== WORK ORDER ==
Search the entries below for the word "have", then copy each line in which it is found.

== SUPPLIED ENTRIES ==
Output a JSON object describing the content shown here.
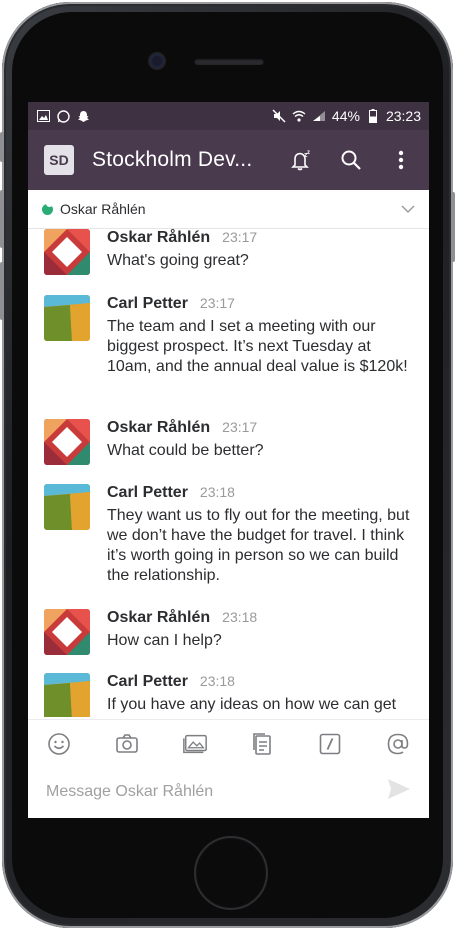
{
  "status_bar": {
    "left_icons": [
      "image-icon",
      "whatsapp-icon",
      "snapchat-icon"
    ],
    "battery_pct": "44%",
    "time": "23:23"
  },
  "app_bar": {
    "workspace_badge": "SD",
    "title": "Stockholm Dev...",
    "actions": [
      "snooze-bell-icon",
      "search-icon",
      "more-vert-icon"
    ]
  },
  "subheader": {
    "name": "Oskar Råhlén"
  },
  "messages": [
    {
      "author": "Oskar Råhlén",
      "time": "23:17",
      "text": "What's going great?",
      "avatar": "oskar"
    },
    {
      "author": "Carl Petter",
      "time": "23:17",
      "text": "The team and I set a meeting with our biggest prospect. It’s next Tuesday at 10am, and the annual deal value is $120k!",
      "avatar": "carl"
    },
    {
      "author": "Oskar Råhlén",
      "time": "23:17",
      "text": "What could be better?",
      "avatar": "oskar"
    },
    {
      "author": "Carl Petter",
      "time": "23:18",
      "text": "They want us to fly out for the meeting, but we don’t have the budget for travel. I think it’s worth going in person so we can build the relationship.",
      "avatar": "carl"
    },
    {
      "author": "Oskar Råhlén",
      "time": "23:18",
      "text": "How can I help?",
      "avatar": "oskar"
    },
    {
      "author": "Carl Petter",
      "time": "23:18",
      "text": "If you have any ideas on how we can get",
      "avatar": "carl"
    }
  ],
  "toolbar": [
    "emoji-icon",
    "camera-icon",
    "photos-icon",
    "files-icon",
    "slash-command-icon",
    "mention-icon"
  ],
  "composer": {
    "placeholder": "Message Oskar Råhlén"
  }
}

== THE ANSWER ==
      "text": "They want us to fly out for the meeting, but we don’t have the budget for travel. I think it’s worth going in person so we can build the relationship.",
      "text": "If you have any ideas on how we can get",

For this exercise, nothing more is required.